*What needs to be done*. Gather from the material every line that contains the string "통합재정개요".

*Data under study*.
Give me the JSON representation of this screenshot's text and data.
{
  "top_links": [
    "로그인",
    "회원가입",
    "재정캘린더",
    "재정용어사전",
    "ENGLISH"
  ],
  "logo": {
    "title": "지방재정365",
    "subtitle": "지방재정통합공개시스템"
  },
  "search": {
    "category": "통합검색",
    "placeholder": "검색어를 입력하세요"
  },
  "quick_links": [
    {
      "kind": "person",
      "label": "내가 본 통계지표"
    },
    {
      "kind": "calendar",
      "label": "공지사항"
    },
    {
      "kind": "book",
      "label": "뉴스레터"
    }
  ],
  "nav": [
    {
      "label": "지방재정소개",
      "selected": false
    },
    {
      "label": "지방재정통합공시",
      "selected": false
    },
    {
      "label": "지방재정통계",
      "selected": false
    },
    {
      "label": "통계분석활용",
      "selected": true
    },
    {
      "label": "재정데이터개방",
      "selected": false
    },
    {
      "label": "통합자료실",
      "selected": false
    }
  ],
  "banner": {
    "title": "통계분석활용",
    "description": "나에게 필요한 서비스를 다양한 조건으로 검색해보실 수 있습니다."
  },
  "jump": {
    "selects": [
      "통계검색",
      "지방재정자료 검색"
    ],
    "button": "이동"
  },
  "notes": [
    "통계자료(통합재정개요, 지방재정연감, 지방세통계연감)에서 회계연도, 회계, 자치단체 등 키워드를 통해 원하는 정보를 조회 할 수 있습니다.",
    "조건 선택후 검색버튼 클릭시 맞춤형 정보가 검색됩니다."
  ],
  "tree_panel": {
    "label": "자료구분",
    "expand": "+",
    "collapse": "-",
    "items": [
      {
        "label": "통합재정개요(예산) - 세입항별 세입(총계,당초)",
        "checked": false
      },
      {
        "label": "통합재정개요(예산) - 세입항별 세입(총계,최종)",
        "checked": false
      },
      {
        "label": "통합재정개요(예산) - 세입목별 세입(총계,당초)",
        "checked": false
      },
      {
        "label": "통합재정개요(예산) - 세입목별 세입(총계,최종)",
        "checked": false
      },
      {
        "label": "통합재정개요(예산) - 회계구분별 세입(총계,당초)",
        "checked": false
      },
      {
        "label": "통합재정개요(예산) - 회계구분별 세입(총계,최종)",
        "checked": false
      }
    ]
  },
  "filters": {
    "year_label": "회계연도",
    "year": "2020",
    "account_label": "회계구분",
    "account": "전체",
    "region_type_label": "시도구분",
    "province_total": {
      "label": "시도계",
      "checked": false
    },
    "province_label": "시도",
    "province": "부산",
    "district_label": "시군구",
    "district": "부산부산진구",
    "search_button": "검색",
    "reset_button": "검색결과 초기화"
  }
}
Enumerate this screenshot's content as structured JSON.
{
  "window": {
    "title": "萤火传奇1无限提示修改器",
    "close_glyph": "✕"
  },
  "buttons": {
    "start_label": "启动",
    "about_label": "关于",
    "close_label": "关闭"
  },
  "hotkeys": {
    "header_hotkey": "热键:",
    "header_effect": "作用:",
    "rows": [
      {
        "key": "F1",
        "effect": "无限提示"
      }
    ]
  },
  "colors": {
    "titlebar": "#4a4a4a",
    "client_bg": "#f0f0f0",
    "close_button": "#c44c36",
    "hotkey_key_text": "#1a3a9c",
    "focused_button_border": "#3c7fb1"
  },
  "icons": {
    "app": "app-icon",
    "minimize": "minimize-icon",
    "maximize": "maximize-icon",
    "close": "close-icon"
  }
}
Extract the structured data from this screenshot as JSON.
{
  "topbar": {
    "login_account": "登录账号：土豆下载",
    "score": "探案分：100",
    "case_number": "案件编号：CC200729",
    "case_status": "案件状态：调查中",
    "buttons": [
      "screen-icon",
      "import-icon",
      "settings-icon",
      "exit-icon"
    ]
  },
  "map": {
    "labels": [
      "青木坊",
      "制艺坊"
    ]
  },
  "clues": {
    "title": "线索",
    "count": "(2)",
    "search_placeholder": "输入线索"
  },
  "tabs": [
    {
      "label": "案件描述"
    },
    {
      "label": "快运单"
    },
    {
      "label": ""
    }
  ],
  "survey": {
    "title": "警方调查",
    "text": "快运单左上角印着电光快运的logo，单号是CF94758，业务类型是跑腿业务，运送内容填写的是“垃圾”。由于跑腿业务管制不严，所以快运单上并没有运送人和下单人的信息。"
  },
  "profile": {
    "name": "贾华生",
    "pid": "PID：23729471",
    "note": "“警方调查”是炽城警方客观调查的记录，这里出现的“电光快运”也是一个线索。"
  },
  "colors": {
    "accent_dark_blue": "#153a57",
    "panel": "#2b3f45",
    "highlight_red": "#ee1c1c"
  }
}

*Response to this task*.
    "통계자료(통합재정개요, 지방재정연감, 지방세통계연감)에서 회계연도, 회계, 자치단체 등 키워드를 통해 원하는 정보를 조회 할 수 있습니다.",
        "label": "통합재정개요(예산) - 세입항별 세입(총계,당초)",
        "label": "통합재정개요(예산) - 세입항별 세입(총계,최종)",
        "label": "통합재정개요(예산) - 세입목별 세입(총계,당초)",
        "label": "통합재정개요(예산) - 세입목별 세입(총계,최종)",
        "label": "통합재정개요(예산) - 회계구분별 세입(총계,당초)",
        "label": "통합재정개요(예산) - 회계구분별 세입(총계,최종)",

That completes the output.